Over the past couple of years, Under Armour has pivoted from growth at all costs to an expensive streamlining effort that will include the company laying off 400 people by early 2019. Founder, CEO, and Chairman Kevin Plank in the Oct. 30 conference call with analysts touted the company's strong turnaround efforts, saying, " ... we've executed against a number of strategic initiatives to better ourselves as a company and as a brand. To highlight some of these efforts, I'd start with our restructuring plans which we've used to close underperforming facilities and retail locations, exit certain sports marketing contracts, optimize our global workforce and aggressively clear challenged inventories."

This work has caused Under Armour's revenue to stagnate as the company gets its house in order. The question is: What kind of growth prospects are left? 

Recently, Piper Jaffray analyst Erinn Murphy bought into the Under Armour story, upping her price target from $20 to $32 per share, citing underappreciated sales growth opportunities. "Our view is the favorable industry dynamics, direct-to-consumer mix benefit and white space internationally against a more soundly run company will enable Under Armour to be on a path towards [mid-to-high single digit] sales growth over time," she was quoted as saying.

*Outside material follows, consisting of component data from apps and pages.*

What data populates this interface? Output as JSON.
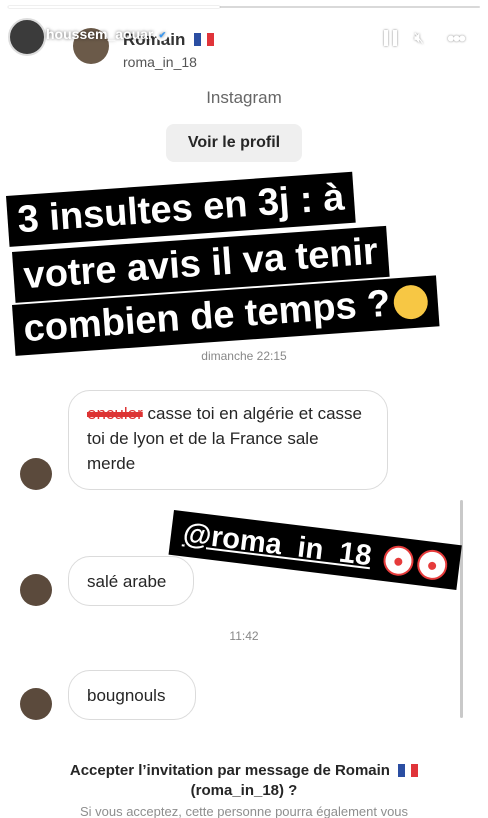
{
  "story": {
    "progress_fraction": 0.45,
    "poster_name": "houssem_aouar",
    "icons": {
      "pause": "pause-icon",
      "mute": "mute-icon",
      "more": "more-icon",
      "verified": "verified-badge-icon"
    }
  },
  "dm": {
    "contact_name": "Romain",
    "contact_handle": "roma_in_18",
    "platform_label": "Instagram",
    "view_profile_label": "Voir le profil",
    "timestamp_1": "dimanche 22:15",
    "timestamp_2": "11:42",
    "messages": [
      {
        "struck_word": "enculer",
        "text": "casse toi en algérie et casse toi de lyon et de la France sale merde"
      },
      {
        "text": "salé arabe"
      },
      {
        "text": "bougnouls"
      }
    ]
  },
  "captions": {
    "line1": "3 insultes en 3j : à",
    "line2": "votre avis il va tenir",
    "line3": "combien de temps ?",
    "mention": "@roma_in_18"
  },
  "accept": {
    "title": "Accepter l’invitation par message de Romain",
    "handle": "(roma_in_18) ?",
    "subtitle": "Si vous acceptez, cette personne pourra également vous"
  },
  "colors": {
    "flag_blue": "#2b4ea2",
    "flag_white": "#ffffff",
    "flag_red": "#e0343a",
    "strike": "#dd3333"
  }
}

Looking forward, it's still unclear whether the company can grow enough to justify a price above $30 per share. Under Amour projects just $0.19 to $0.22 in adjusted full-year EPS this year, and that's inclusive of a $0.02 tax benefit. That would still be well below the company's previous net earnings record of $256 million, set in 2016. Under Armour's current $10 billion market cap is nearly 40 times those "peak" earnings, so even at $21 per share, the market is pricing in quite a bit of good news, and then some.

International is the thing to watch

One reason for optimism is Under Armour's international segments. The company's North American business is still by far its largest segment at 73.4% of revenue in the most recent quarter, but it may also be somewhat saturated: North American revenue declined 1.6% last quarter.

However, revenue surged at midteen growth rates across the EMEA region (Europe, the Middle East, and Africa), the Asia-Pacific region, and South America. If the international segments can continue to grow at these high rates for a long time, it's possible Under Armour could grow into its valuation. But there's a long way to go before international makes up for the stagnant North American segment, and given the uncertainties in overseas economies, I'd be cautious.

Not a safe bet

Under Armour deserves credit for its turnaround efforts and other long-overdue policy changes (like no longer allowing employees to charge visits to strip clubs to corporate credit cards [subscription required]). Still, the stock is too expensive for me to recommend buying.

Retail is a difficult game, and Under Amour is up against behemoth Nike and a rejuvenated Adidas in all its markets, both at home and overseas. The market appears to be pricing in continued growth and profitability for the company for the foreseeable future. That may happen, but the "easy money" seems to have been made. I'm happy sitting on the bench for this one until a more definitive growth picture emerges.

Billy Duberstein has no position in any of the stocks mentioned. His clients may own shares of some of the companies mentioned. The Motley Fool owns shares of and recommends Under Armour (A Shares) and Under Armour (C Shares). The Motley Fool recommends Nike. The Motley Fool has a disclosure policy.